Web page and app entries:
>>>
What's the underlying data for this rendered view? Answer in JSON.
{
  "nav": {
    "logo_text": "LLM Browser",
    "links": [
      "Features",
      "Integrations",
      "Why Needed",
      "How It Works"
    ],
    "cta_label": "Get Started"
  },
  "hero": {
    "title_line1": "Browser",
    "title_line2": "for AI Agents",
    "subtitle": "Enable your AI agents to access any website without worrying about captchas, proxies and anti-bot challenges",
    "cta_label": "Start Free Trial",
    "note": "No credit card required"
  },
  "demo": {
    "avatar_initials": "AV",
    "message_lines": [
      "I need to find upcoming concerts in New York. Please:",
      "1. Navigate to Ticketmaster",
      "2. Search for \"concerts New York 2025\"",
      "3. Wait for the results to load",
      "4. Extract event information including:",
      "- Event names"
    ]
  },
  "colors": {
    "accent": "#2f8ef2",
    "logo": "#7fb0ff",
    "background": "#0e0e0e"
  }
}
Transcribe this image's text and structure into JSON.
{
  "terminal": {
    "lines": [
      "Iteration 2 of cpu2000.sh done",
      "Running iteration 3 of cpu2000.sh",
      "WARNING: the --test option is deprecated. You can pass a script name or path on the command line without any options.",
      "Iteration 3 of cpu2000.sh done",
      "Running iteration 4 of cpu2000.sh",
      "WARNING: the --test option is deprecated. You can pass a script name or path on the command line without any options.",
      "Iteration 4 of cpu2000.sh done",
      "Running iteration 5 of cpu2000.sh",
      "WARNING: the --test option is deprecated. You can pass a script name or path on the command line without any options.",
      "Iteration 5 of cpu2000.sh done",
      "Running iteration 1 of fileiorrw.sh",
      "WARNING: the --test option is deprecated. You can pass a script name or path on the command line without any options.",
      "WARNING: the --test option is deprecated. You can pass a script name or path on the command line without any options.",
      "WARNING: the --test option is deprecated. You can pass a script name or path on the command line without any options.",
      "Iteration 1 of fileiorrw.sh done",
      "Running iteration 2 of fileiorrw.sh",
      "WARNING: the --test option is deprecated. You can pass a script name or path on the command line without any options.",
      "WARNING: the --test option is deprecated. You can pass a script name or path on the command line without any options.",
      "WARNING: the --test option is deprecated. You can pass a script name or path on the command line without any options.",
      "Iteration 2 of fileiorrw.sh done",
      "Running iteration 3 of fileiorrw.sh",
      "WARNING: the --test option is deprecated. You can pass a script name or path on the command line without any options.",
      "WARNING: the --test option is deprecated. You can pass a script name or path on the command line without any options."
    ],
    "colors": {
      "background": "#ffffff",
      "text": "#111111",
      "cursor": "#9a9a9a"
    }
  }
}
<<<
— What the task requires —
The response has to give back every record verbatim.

— Written solution —
What's the underlying data for this rendered view? Answer in JSON.
{
  "nav": {
    "logo_text": "LLM Browser",
    "links": [
      "Features",
      "Integrations",
      "Why Needed",
      "How It Works"
    ],
    "cta_label": "Get Started"
  },
  "hero": {
    "title_line1": "Browser",
    "title_line2": "for AI Agents",
    "subtitle": "Enable your AI agents to access any website without worrying about captchas, proxies and anti-bot challenges",
    "cta_label": "Start Free Trial",
    "note": "No credit card required"
  },
  "demo": {
    "avatar_initials": "AV",
    "message_lines": [
      "I need to find upcoming concerts in New York. Please:",
      "1. Navigate to Ticketmaster",
      "2. Search for \"concerts New York 2025\"",
      "3. Wait for the results to load",
      "4. Extract event information including:",
      "- Event names"
    ]
  },
  "colors": {
    "accent": "#2f8ef2",
    "logo": "#7fb0ff",
    "background": "#0e0e0e"
  }
}
Transcribe this image's text and structure into JSON.
{
  "terminal": {
    "lines": [
      "Iteration 2 of cpu2000.sh done",
      "Running iteration 3 of cpu2000.sh",
      "WARNING: the --test option is deprecated. You can pass a script name or path on the command line without any options.",
      "Iteration 3 of cpu2000.sh done",
      "Running iteration 4 of cpu2000.sh",
      "WARNING: the --test option is deprecated. You can pass a script name or path on the command line without any options.",
      "Iteration 4 of cpu2000.sh done",
      "Running iteration 5 of cpu2000.sh",
      "WARNING: the --test option is deprecated. You can pass a script name or path on the command line without any options.",
      "Iteration 5 of cpu2000.sh done",
      "Running iteration 1 of fileiorrw.sh",
      "WARNING: the --test option is deprecated. You can pass a script name or path on the command line without any options.",
      "WARNING: the --test option is deprecated. You can pass a script name or path on the command line without any options.",
      "WARNING: the --test option is deprecated. You can pass a script name or path on the command line without any options.",
      "Iteration 1 of fileiorrw.sh done",
      "Running iteration 2 of fileiorrw.sh",
      "WARNING: the --test option is deprecated. You can pass a script name or path on the command line without any options.",
      "WARNING: the --test option is deprecated. You can pass a script name or path on the command line without any options.",
      "WARNING: the --test option is deprecated. You can pass a script name or path on the command line without any options.",
      "Iteration 2 of fileiorrw.sh done",
      "Running iteration 3 of fileiorrw.sh",
      "WARNING: the --test option is deprecated. You can pass a script name or path on the command line without any options.",
      "WARNING: the --test option is deprecated. You can pass a script name or path on the command line without any options."
    ],
    "colors": {
      "background": "#ffffff",
      "text": "#111111",
      "cursor": "#9a9a9a"
    }
  }
}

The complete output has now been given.